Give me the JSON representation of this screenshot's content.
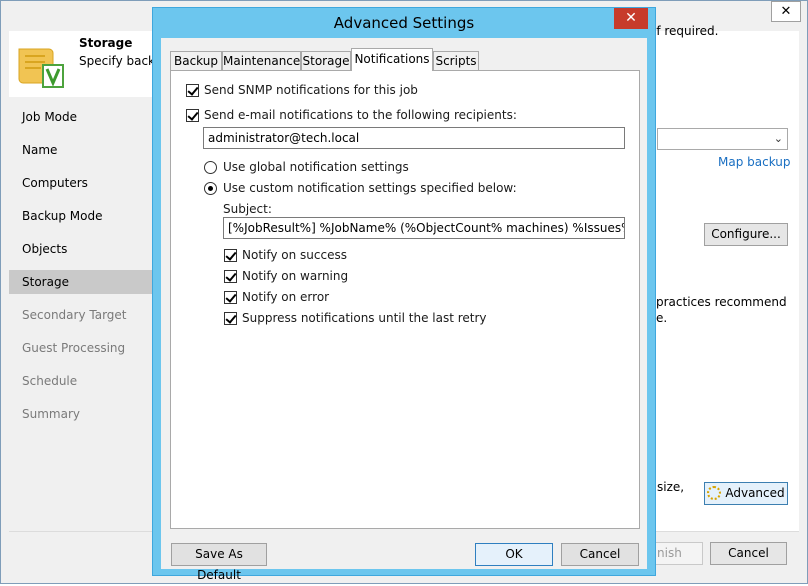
{
  "background_window": {
    "close_glyph": "✕",
    "header": {
      "title": "Storage",
      "description": "Specify backu",
      "description_tail": "if required."
    },
    "nav": [
      {
        "label": "Job Mode",
        "state": "normal"
      },
      {
        "label": "Name",
        "state": "normal"
      },
      {
        "label": "Computers",
        "state": "normal"
      },
      {
        "label": "Backup Mode",
        "state": "normal"
      },
      {
        "label": "Objects",
        "state": "normal"
      },
      {
        "label": "Storage",
        "state": "active"
      },
      {
        "label": "Secondary Target",
        "state": "dim"
      },
      {
        "label": "Guest Processing",
        "state": "dim"
      },
      {
        "label": "Schedule",
        "state": "dim"
      },
      {
        "label": "Summary",
        "state": "dim"
      }
    ],
    "map_backup_link": "Map backup",
    "configure_button": "Configure...",
    "practices_line1": "practices recommend",
    "practices_line2": "e.",
    "size_text": "size,",
    "advanced_button": "Advanced",
    "finish_button": "nish",
    "cancel_button": "Cancel"
  },
  "dialog": {
    "title": "Advanced Settings",
    "close_glyph": "✕",
    "tabs": [
      {
        "label": "Backup",
        "active": false
      },
      {
        "label": "Maintenance",
        "active": false
      },
      {
        "label": "Storage",
        "active": false
      },
      {
        "label": "Notifications",
        "active": true
      },
      {
        "label": "Scripts",
        "active": false
      }
    ],
    "snmp_label": "Send SNMP notifications for this job",
    "email_label": "Send e-mail notifications to the following recipients:",
    "recipients_value": "administrator@tech.local",
    "global_settings_label": "Use global notification settings",
    "custom_settings_label": "Use custom notification settings specified below:",
    "subject_label": "Subject:",
    "subject_value": "[%JobResult%] %JobName% (%ObjectCount% machines) %Issues%",
    "notify_success": "Notify on success",
    "notify_warning": "Notify on warning",
    "notify_error": "Notify on error",
    "suppress": "Suppress notifications until the last retry",
    "save_default_button": "Save As Default",
    "ok_button": "OK",
    "cancel_button": "Cancel"
  },
  "colors": {
    "dialog_frame": "#6cc6ee",
    "close_red": "#c73b2b",
    "link_blue": "#1a6fc2"
  }
}
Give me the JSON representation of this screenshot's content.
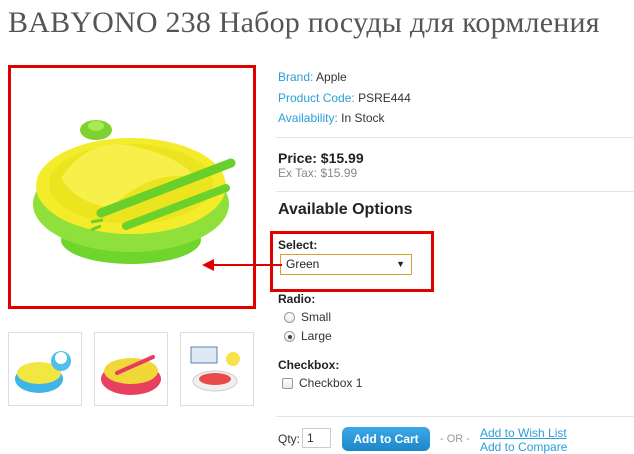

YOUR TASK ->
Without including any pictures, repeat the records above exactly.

EXERCISE ANSWER ->
Give me the JSON representation of this screenshot's content.
{
  "background_window": {
    "close_glyph": "✕",
    "header": {
      "title": "Storage",
      "description": "Specify backu",
      "description_tail": "if required."
    },
    "nav": [
      {
        "label": "Job Mode",
        "state": "normal"
      },
      {
        "label": "Name",
        "state": "normal"
      },
      {
        "label": "Computers",
        "state": "normal"
      },
      {
        "label": "Backup Mode",
        "state": "normal"
      },
      {
        "label": "Objects",
        "state": "normal"
      },
      {
        "label": "Storage",
        "state": "active"
      },
      {
        "label": "Secondary Target",
        "state": "dim"
      },
      {
        "label": "Guest Processing",
        "state": "dim"
      },
      {
        "label": "Schedule",
        "state": "dim"
      },
      {
        "label": "Summary",
        "state": "dim"
      }
    ],
    "map_backup_link": "Map backup",
    "configure_button": "Configure...",
    "practices_line1": "practices recommend",
    "practices_line2": "e.",
    "size_text": "size,",
    "advanced_button": "Advanced",
    "finish_button": "nish",
    "cancel_button": "Cancel"
  },
  "dialog": {
    "title": "Advanced Settings",
    "close_glyph": "✕",
    "tabs": [
      {
        "label": "Backup",
        "active": false
      },
      {
        "label": "Maintenance",
        "active": false
      },
      {
        "label": "Storage",
        "active": false
      },
      {
        "label": "Notifications",
        "active": true
      },
      {
        "label": "Scripts",
        "active": false
      }
    ],
    "snmp_label": "Send SNMP notifications for this job",
    "email_label": "Send e-mail notifications to the following recipients:",
    "recipients_value": "administrator@tech.local",
    "global_settings_label": "Use global notification settings",
    "custom_settings_label": "Use custom notification settings specified below:",
    "subject_label": "Subject:",
    "subject_value": "[%JobResult%] %JobName% (%ObjectCount% machines) %Issues%",
    "notify_success": "Notify on success",
    "notify_warning": "Notify on warning",
    "notify_error": "Notify on error",
    "suppress": "Suppress notifications until the last retry",
    "save_default_button": "Save As Default",
    "ok_button": "OK",
    "cancel_button": "Cancel"
  },
  "colors": {
    "dialog_frame": "#6cc6ee",
    "close_red": "#c73b2b",
    "link_blue": "#1a6fc2"
  }
}
Give me the JSON representation of this screenshot's content.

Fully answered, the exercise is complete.